**REQUIRED WORK:** Produce a verbatim copy of the following records, leaving out all pictures.

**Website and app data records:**

================================

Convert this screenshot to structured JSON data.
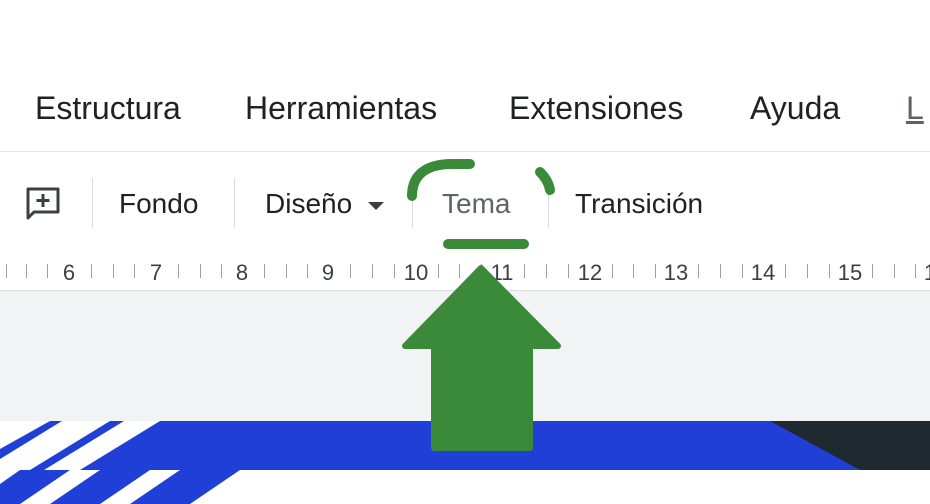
{
  "menu": {
    "items": [
      {
        "id": "estructura",
        "label": "Estructura"
      },
      {
        "id": "herramientas",
        "label": "Herramientas"
      },
      {
        "id": "extensiones",
        "label": "Extensiones"
      },
      {
        "id": "ayuda",
        "label": "Ayuda"
      }
    ],
    "cut_off_label": "L"
  },
  "toolbar": {
    "add_comment_icon": "add-comment-icon",
    "fondo_label": "Fondo",
    "diseno_label": "Diseño",
    "tema_label": "Tema",
    "transicion_label": "Transición"
  },
  "ruler": {
    "labels": [
      "6",
      "7",
      "8",
      "9",
      "10",
      "11",
      "12",
      "13",
      "14",
      "15",
      "1"
    ]
  },
  "annotation": {
    "color": "#3a8a3a",
    "arrow": "up-arrow",
    "highlight": "dashed-circle"
  },
  "colors": {
    "slide_blue": "#1f3fd6",
    "slide_dark": "#1e2a30",
    "canvas_bg": "#f1f3f4"
  }
}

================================

**RESPONSE BELOW:**
Convert this screenshot to structured JSON data.
{
  "menu": {
    "items": [
      {
        "id": "estructura",
        "label": "Estructura"
      },
      {
        "id": "herramientas",
        "label": "Herramientas"
      },
      {
        "id": "extensiones",
        "label": "Extensiones"
      },
      {
        "id": "ayuda",
        "label": "Ayuda"
      }
    ],
    "cut_off_label": "L"
  },
  "toolbar": {
    "add_comment_icon": "add-comment-icon",
    "fondo_label": "Fondo",
    "diseno_label": "Diseño",
    "tema_label": "Tema",
    "transicion_label": "Transición"
  },
  "ruler": {
    "labels": [
      "6",
      "7",
      "8",
      "9",
      "10",
      "11",
      "12",
      "13",
      "14",
      "15",
      "1"
    ]
  },
  "annotation": {
    "color": "#3a8a3a",
    "arrow": "up-arrow",
    "highlight": "dashed-circle"
  },
  "colors": {
    "slide_blue": "#1f3fd6",
    "slide_dark": "#1e2a30",
    "canvas_bg": "#f1f3f4"
  }
}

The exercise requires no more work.